With no brilliant answers to his question, all I could say was, “Yes, that is hard. I guess we can just love them and be available.”

But then I began thinking more deeply and I replied, “Another option is to ask questions instead of trying to tell them theology or try to convince them.”

My friend looked interested and I explained what I meant. Maybe we could ask questions like,

  • Tell me more about how you came to the conclusion that there is no God. Tweet that!
  • Did something happen in your past that convinced you that there is no God?
  • If there were a God, what do you think he would be like?
  • What kind of God do you feel like you wouldn’t want to believe in?
  • Did your idea of God, or there being no God, solidify based on some disappointment? 
  • What prompted you to reject the idea of God’s existence?
  • What was your childhood like in relation to believing in God?
  • Did your parents believe in God? How did they model God or not model God?

The more I thought about this idea of asking questions, the more I could see value to it. It would hopefully show respect for their opinions. It would hopefully be perceived as a loving response by showing interest in their lives. Plus, we aren’t trying to do what so many unbelievers accuse us of: “Christians just try to ram religion down my throat.”

Such questions invite dialogue; thus hopefully opening the door to further witnessing. Tweet that!

Jesus was the master “asker.” He knew a person’s heart, yet He asked them questions. Remember what He said to the paralyzed man by the pool? “Do you wish to get well?” (John 5:5-7). His questions helped people get to their hearts’ motives. Maybe questions such as those questions above will help people get in touch with why they believe what they believe. 
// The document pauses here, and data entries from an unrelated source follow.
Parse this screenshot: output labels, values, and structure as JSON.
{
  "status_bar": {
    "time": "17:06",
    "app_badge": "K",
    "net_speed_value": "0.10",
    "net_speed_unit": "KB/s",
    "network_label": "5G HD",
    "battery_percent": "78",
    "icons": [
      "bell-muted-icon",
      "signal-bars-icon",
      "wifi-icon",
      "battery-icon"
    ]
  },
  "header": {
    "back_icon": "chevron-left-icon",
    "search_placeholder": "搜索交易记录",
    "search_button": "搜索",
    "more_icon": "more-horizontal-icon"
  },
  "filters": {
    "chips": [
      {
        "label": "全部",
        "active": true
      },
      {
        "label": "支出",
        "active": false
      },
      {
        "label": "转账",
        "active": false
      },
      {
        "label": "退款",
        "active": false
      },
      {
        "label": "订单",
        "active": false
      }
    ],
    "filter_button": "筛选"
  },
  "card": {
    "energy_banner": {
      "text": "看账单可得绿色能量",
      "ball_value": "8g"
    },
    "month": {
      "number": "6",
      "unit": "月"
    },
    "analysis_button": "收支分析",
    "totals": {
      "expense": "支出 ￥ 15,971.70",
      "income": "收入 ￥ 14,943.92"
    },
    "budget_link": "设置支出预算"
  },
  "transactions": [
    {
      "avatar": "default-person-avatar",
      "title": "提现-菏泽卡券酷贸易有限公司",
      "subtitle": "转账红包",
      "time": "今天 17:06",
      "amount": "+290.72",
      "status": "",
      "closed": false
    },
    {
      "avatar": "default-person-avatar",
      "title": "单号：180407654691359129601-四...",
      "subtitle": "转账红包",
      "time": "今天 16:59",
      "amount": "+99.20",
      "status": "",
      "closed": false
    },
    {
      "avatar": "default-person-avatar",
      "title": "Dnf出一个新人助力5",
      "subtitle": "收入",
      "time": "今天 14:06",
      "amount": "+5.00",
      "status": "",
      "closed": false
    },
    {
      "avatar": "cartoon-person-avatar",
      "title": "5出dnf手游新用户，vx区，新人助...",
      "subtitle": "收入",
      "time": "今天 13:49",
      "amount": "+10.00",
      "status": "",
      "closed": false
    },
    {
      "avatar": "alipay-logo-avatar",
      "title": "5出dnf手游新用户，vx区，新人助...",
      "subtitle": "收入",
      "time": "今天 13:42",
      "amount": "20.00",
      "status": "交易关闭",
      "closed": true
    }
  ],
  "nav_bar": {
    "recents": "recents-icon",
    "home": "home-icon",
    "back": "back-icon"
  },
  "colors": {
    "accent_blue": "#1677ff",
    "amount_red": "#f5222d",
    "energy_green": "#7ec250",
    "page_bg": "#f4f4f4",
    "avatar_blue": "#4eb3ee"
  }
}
What questions can you think of that would be appropriate talking to someone who doesn’t believe in Jesus or is uncertain?

Have you had any experience of asking these kinds of questions? What happened?